Increasing attendance at the “Salon EMBALLAGE 2012”, expanded contacts with international packaging associations, in addition to the “Eco-design methodological guidebook” due out in April, etc. The Conseil National de l’Emballage (the French Packaging Council) definitely has a busy schedule for the year 2012. Michel Fontaine tells us all about the highlights of this year.
You wanted to strengthen your presence at the EMBALLAGE trade show, didn’t you?
This is one of the major trade shows in the world, along with those in the US, Japan and Germany. Since the role of the CNE is to work out and spread best practices for packaging, it seemed natural and relevant to be part of it. We have been working with the organizing team and the exhibition manager, Véronique Sestrières, for over a year to achieve this.
We had both noticed that there was a myriad of products claiming to be eco-designed on the packaging market.
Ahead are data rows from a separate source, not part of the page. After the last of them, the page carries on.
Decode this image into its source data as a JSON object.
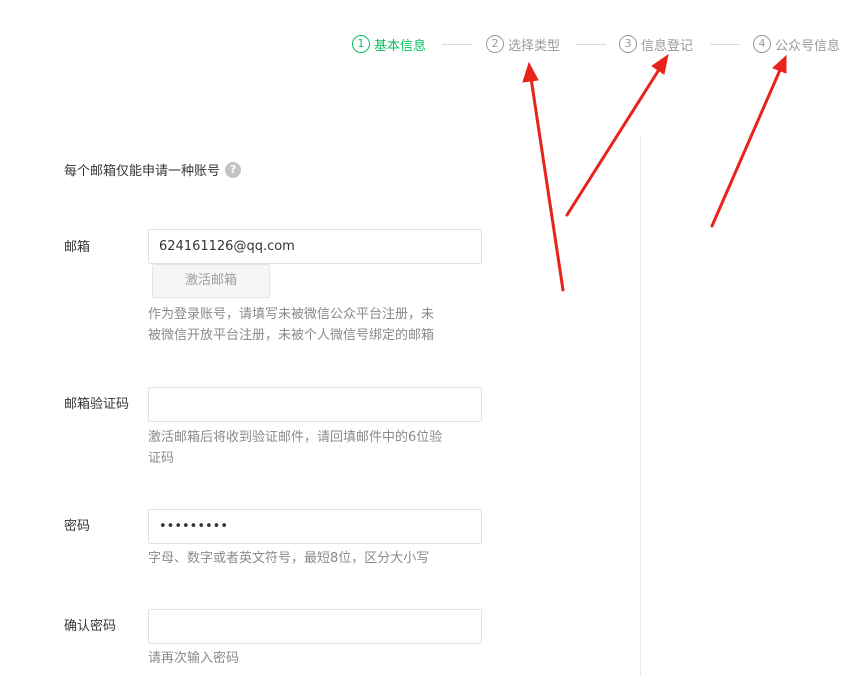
{
  "steps": [
    {
      "num": "1",
      "label": "基本信息",
      "active": true
    },
    {
      "num": "2",
      "label": "选择类型",
      "active": false
    },
    {
      "num": "3",
      "label": "信息登记",
      "active": false
    },
    {
      "num": "4",
      "label": "公众号信息",
      "active": false
    }
  ],
  "notice": "每个邮箱仅能申请一种账号",
  "help_icon": "?",
  "email": {
    "label": "邮箱",
    "value": "624161126@qq.com",
    "activate_button": "激活邮箱",
    "hint_line1": "作为登录账号，请填写未被微信公众平台注册，未",
    "hint_line2": "被微信开放平台注册，未被个人微信号绑定的邮箱"
  },
  "verify_code": {
    "label": "邮箱验证码",
    "value": "",
    "hint_line1": "激活邮箱后将收到验证邮件，请回填邮件中的6位验",
    "hint_line2": "证码"
  },
  "password": {
    "label": "密码",
    "value": "•••••••••",
    "hint": "字母、数字或者英文符号，最短8位，区分大小写"
  },
  "confirm_password": {
    "label": "确认密码",
    "value": "",
    "hint": "请再次输入密码"
  },
  "colors": {
    "accent": "#07c160",
    "annotation_arrow": "#e8231b"
  }
}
Our starting point was to ask ourselves what “eco-design” really meant, and how to improve the eco-design approach.
This is the subject of your “eco-design guidebook” – a document of real public interest – available on your website, isn’t it?
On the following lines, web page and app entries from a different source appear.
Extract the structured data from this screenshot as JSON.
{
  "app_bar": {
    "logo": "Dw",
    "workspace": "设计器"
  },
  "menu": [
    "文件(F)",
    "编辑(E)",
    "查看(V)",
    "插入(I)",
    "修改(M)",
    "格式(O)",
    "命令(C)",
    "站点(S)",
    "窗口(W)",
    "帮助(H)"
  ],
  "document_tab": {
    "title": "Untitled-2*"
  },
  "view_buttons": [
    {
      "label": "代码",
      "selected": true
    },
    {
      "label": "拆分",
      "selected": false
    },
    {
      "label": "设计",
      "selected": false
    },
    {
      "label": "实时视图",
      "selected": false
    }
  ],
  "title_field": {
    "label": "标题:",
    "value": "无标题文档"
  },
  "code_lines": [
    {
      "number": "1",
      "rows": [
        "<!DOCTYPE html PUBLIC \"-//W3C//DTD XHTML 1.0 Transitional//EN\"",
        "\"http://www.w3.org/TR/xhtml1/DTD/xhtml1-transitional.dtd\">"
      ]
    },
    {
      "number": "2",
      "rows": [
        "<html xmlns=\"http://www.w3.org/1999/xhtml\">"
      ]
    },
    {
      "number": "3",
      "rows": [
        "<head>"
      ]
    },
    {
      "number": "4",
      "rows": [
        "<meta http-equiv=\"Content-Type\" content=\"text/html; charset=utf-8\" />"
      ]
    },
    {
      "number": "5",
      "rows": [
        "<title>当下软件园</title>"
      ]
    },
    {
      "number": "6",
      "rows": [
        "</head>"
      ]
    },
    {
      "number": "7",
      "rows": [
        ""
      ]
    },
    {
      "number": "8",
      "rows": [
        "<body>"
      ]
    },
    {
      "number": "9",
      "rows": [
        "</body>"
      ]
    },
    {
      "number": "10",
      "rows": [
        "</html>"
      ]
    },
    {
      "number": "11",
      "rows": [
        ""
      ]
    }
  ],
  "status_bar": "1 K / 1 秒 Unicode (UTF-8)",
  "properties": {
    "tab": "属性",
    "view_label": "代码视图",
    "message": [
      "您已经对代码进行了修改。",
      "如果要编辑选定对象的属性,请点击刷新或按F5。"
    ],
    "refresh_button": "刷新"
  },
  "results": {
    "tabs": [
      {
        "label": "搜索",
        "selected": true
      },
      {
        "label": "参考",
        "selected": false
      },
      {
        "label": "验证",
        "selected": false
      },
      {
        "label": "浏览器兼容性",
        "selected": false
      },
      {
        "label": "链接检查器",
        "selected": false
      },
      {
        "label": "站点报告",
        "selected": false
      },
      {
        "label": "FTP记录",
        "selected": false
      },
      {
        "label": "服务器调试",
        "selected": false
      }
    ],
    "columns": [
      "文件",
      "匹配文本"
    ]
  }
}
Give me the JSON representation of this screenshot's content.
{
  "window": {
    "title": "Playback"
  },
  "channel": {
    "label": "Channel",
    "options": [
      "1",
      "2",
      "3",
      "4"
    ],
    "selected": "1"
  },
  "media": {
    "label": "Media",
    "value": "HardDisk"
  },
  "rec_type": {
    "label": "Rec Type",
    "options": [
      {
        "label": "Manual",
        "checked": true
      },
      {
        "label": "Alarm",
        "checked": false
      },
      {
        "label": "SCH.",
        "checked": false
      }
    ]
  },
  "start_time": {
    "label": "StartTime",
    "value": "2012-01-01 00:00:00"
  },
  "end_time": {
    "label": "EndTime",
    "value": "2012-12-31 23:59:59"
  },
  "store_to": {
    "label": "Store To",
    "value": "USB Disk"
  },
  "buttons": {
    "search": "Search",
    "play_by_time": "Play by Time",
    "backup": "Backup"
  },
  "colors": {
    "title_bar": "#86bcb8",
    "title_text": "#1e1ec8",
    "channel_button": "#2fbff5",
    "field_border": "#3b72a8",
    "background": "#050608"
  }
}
Yes, that’s why a working group was formed, which brought together about 30 participants (such as the food industry, retailers, packaging professionals, consumers’associations, designers, experts…) for over a year. We have been working to write a kind of practical guide to help companies that are determined to implement eco-design measures.
This guide is meant for all companies, but especially for small-sized businesses that lack human and financial resources. Indeed, most of the time, larger companies are already well developed. It consists of 25 questions meant to raise awareness about eco-design, which fully explain how to produce eco-friendly products and packaging.
Take pallets for instance. It’s a major issue in terms of the environment. Better-designed products and packaging means more items on a pallet, stocking less and in the end fewer trucks on the roads. Here, an inch makes a big difference and anticipation is therefore crucial.
It’s one of the points addressed in the report. These are simple principles, practical issues that we hope will help improve the implementation of eco-design measures.
Mainly, the “Salon EMBALLAGE” is an opportunity for you to raise awareness about eco-design, isnt’it?
Absolutely, it will be one of the highlights of the exhibition. This has been the subject of many discussions we had with our American and European counterparts. Thus, we want to emphasize the differences of eco-design conceptions in different parts of the world during the round table discussions we will organize.
It’s really interesting to see how each country has its own conception of a product’s “end-of-life”.
In Europe, for instance, the European Commission passed laws on “producer extended responsibility” (PER) long ago. Now, producers pay environmental taxes that contribute to the cost of recovery and recycling for their products. It is symbolized by a green dot in Europe and “Eco-Emballages” in France.
Moreover, in France, the “Grenelle de l’Environnement” (a summit on environmental issues which gathers all major stakeholders) helped increase public awareness even more.
In the United States, companies are not constrained by mandatory standards: public authorities are in charge of waste management. Yet, recycling continues to gain ground and has now become a business in its own right.
In Great Britain, consumers are much more involved and huge progress has been made thanks to various environmental associations.
Comparing these conceptions is very interesting.
Are you planning to publish a guide in November 2012 on “environmental claims in packaging”?
The CNE will stick to its principles: promoting best practices and informing companies, consumers and public authorities alike.
In 2011, it had already published a position paper stating the different regulations in force regarding communication on this topic. It was about putting an end to inaccuracy and untruth.
For example, if a manufacturer chooses to use glass containers rather than plastic ones, does this necessarily have a negative impact on environment? Don’t you think there are false truths that need to be cleared up when it comes to environment?
The main idea in this guide is to take 25 to 30 every-day life examples and explain what is true and what is not. It will be entitled “Environmental claims: directions for use”.
Moreover, the French ministry of the environment and ADEME (the French Environment and Energy Management Agency) support the actions we are undertaking.